The surface of Saturn's moon Rhea bears witness to its violent history. Each crater seen here records an impact in the moon's past.
Craters are so densely packed on Rhea (949 miles, 1527 kilometers across) that they lie on top of each other, newer impacts often erasing the older craters.
This view is centered on terrain at 38 degrees north latitude, 290 degrees west longitude. The image was taken in visible light with the Cassini spacecraft narrow-angle camera on Dec. 22, 2012.
The view was acquired at a distance of approximately 19,000 miles (31,000 kilometers) from Rhea and at a Sun-Rhea-spacecraft, or phase, angle of 30 degrees. Image scale is 600 feet (183 meters) per pixel.

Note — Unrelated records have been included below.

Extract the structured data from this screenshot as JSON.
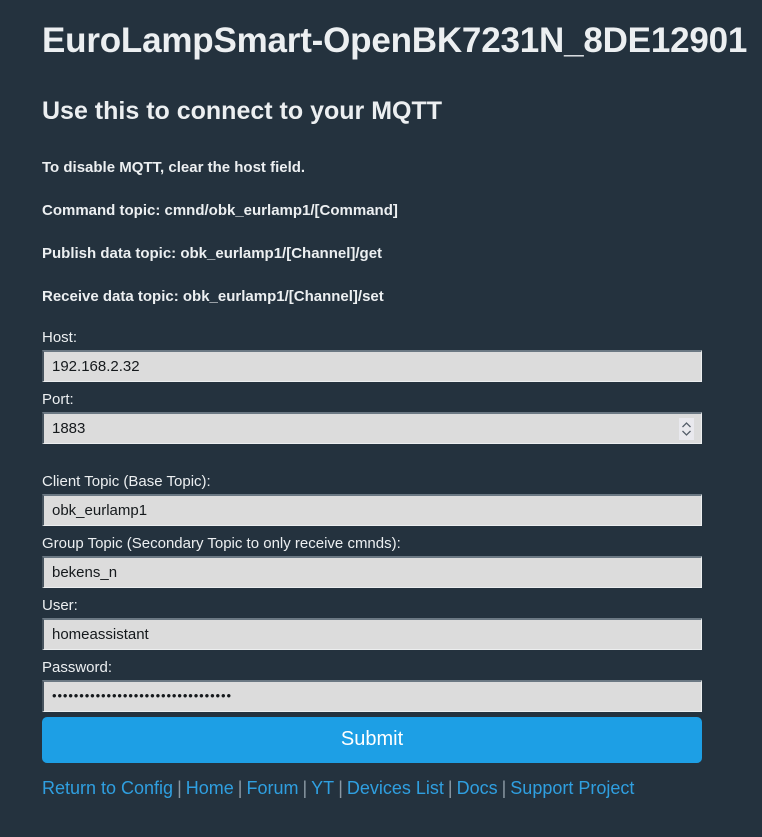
{
  "header": {
    "device_title": "EuroLampSmart-OpenBK7231N_8DE12901",
    "subtitle": "Use this to connect to your MQTT"
  },
  "notes": [
    "To disable MQTT, clear the host field.",
    "Command topic: cmnd/obk_eurlamp1/[Command]",
    "Publish data topic: obk_eurlamp1/[Channel]/get",
    "Receive data topic: obk_eurlamp1/[Channel]/set"
  ],
  "form": {
    "host": {
      "label": "Host:",
      "value": "192.168.2.32"
    },
    "port": {
      "label": "Port:",
      "value": "1883"
    },
    "client_topic": {
      "label": "Client Topic (Base Topic):",
      "value": "obk_eurlamp1"
    },
    "group_topic": {
      "label": "Group Topic (Secondary Topic to only receive cmnds):",
      "value": "bekens_n"
    },
    "user": {
      "label": "User:",
      "value": "homeassistant"
    },
    "password": {
      "label": "Password:",
      "value": "•••••••••••••••••••••••••••••••••"
    },
    "submit_label": "Submit"
  },
  "footer": {
    "separator": "|",
    "links": [
      "Return to Config",
      "Home",
      "Forum",
      "YT",
      "Devices List",
      "Docs",
      "Support Project"
    ]
  },
  "colors": {
    "background": "#24323e",
    "text": "#eceff1",
    "input_bg": "#dcdcdc",
    "submit_bg": "#1d9fe5",
    "link": "#2f9fe0"
  }
}
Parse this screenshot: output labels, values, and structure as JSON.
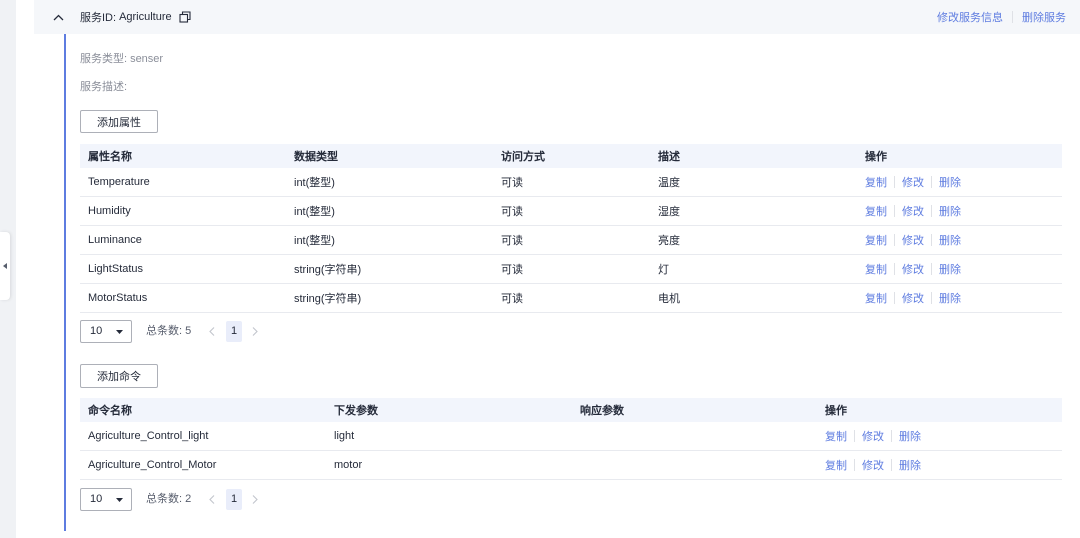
{
  "sidebar": {
    "toggle_icon": "caret-left-icon"
  },
  "service": {
    "collapse_icon": "chevron-up-icon",
    "id_label": "服务ID:",
    "id_value": "Agriculture",
    "copy_icon": "copy-icon",
    "edit_label": "修改服务信息",
    "delete_label": "删除服务",
    "type_label": "服务类型:",
    "type_value": "senser",
    "desc_label": "服务描述:"
  },
  "properties": {
    "add_label": "添加属性",
    "columns": [
      "属性名称",
      "数据类型",
      "访问方式",
      "描述",
      "操作"
    ],
    "rows": [
      {
        "name": "Temperature",
        "data_type": "int(整型)",
        "access": "可读",
        "description": "温度"
      },
      {
        "name": "Humidity",
        "data_type": "int(整型)",
        "access": "可读",
        "description": "湿度"
      },
      {
        "name": "Luminance",
        "data_type": "int(整型)",
        "access": "可读",
        "description": "亮度"
      },
      {
        "name": "LightStatus",
        "data_type": "string(字符串)",
        "access": "可读",
        "description": "灯"
      },
      {
        "name": "MotorStatus",
        "data_type": "string(字符串)",
        "access": "可读",
        "description": "电机"
      }
    ],
    "actions": [
      "复制",
      "修改",
      "删除"
    ],
    "pagination": {
      "page_size": "10",
      "dropdown_icon": "caret-down-icon",
      "total_label": "总条数:",
      "total": 5,
      "prev_icon": "chevron-left-icon",
      "current_page": 1,
      "next_icon": "chevron-right-icon"
    }
  },
  "commands": {
    "add_label": "添加命令",
    "columns": [
      "命令名称",
      "下发参数",
      "响应参数",
      "操作"
    ],
    "rows": [
      {
        "name": "Agriculture_Control_light",
        "command_params": "light"
      },
      {
        "name": "Agriculture_Control_Motor",
        "command_params": "motor"
      }
    ],
    "actions": [
      "复制",
      "修改",
      "删除"
    ],
    "pagination": {
      "page_size": "10",
      "dropdown_icon": "caret-down-icon",
      "total_label": "总条数:",
      "total": 2,
      "prev_icon": "chevron-left-icon",
      "current_page": 1,
      "next_icon": "chevron-right-icon"
    }
  },
  "colors": {
    "link": "#5e7ce0",
    "text": "#252b3a",
    "muted_text": "#8a8e99",
    "accent_line": "#5e7ce0",
    "header_background": "#f5f7fa",
    "table_header_background": "#f2f5fc",
    "current_page_background": "#e9edfa"
  }
}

The Cassini Solstice Mission is a joint United States and European endeavor. The Jet Propulsion Laboratory, a division of the California Institute of Technology in Pasadena, manages the mission for NASA's Science Mission Directorate, Washington, D.C. The Cassini orbiter was designed, developed and assembled at JPL. The imaging team consists of scientists from the US, England, France, and Germany. The imaging operations center and team lead (Dr. C. Porco) are based at the Space Science Institute in Boulder, Colo.